Genesis 3

Genesis...this book of beginnings and attempts to respond (not necessarily answer once and for all, but contribute to the on-going conversations that matter) to the big questions of life: if we were created good and set in a beautiful garden (albeit one that had loneliness of Adam and anxiety of Eve talking to the serpent), why is life so hard?  Enter in a dialogue with snake...a forbidden of their nakedness...and God walking in the garden.  This would be where you want to cue the dramatic music please.  Go ahead...I'll wait.

The narrative of Adam and Eve is about our humanness in full, beautiful display.  But this narrative is NOT an eraser that wipes clean God's original blessedness and proclamation that you are good...VERY good.  Rather, this introduces tension.  Or rather seeks to respond to why we feel tension in our lives.

We all live in that messy middle of blessedness and brokenness.  It is just east of Eden, where we feel like we are so close to what could be an amazing, awesome and life-changing encounter...but we are stuck in a cul-de-sac and can't seem to get our way out of.  Why?  Some say, that is life so deal with it.  Others say it is all our fault as humans.  But Genesis seems to suggest that the tension is part of being fully alive.  David Lose points out that the part of our brain activated in flight or fight is also one of creativity.  We need some of the brain's fear chemicals to be creativity.  That totally explains why cramming for a test in college worked.  But, live too long in that we are now seeing in children who have spent their lives afraid of being shot or in constant anxiety can leave us hurt.  That totally explains why cramming did NOT work the fourth, fifth, sixth...eventually I did learn.

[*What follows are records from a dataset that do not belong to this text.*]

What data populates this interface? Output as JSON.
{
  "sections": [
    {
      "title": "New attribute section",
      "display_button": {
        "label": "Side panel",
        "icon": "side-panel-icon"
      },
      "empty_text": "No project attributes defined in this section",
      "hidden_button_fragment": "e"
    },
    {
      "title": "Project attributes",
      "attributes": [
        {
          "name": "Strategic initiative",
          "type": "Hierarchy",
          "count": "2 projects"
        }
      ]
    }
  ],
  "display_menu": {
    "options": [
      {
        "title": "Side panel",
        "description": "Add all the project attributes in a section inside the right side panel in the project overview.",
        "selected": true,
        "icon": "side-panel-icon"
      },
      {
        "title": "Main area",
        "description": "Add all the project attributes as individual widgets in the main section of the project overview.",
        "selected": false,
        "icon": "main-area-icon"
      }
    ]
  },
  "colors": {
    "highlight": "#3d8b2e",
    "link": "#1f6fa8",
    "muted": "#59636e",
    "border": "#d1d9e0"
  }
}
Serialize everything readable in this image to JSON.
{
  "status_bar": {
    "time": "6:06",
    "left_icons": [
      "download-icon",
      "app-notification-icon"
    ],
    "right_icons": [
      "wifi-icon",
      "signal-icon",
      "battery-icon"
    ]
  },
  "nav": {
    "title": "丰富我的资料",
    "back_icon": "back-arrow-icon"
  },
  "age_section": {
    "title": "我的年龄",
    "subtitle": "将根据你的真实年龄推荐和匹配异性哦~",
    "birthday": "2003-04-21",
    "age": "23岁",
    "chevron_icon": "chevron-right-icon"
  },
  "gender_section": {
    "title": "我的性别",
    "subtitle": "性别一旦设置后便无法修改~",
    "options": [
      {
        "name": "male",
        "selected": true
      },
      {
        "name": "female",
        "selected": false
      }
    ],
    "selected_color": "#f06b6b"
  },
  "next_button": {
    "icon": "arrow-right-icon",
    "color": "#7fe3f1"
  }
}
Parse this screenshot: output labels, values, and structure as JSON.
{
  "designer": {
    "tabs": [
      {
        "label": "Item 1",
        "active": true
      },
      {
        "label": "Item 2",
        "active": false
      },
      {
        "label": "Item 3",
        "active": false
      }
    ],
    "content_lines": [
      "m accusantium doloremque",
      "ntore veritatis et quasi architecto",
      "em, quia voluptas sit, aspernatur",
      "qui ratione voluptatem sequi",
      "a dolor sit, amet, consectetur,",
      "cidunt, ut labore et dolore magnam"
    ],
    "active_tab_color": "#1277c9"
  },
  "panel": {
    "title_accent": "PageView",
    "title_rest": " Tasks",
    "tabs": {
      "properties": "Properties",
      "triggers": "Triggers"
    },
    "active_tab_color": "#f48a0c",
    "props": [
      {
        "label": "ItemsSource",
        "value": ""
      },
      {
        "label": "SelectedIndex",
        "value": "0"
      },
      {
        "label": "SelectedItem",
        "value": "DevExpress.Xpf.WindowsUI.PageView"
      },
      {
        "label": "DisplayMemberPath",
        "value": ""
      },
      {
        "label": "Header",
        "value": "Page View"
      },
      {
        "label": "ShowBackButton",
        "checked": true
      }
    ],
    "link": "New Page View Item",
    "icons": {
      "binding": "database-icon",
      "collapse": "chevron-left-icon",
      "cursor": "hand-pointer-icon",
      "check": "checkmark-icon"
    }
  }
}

So, fear is both good and bad.  So is having knowledge.  Paul says, "Even if I have all knowledge and can even move mountains...but have not love...I am nothing."  That is a radical statement.  We don't act like it in the world.  We don't live that way.  Yet, that is what our faith calls us to.  Power, knowledge, and success get us so far...but we still may feel empty.  It is something else that makes us whole.  And it is not the fig leaves we sew together.  At the end of Genesis 3 God clothes Adam and Eve.  God clothes Adam and Eve...not with judgement or smiting...but with bands of love and grace that still sustain us and blesses us.  

I pray as you live in the tension, you will sense the clothing of God's presence surrounding you, giving you peace, and you sense more than a trace of God's grace.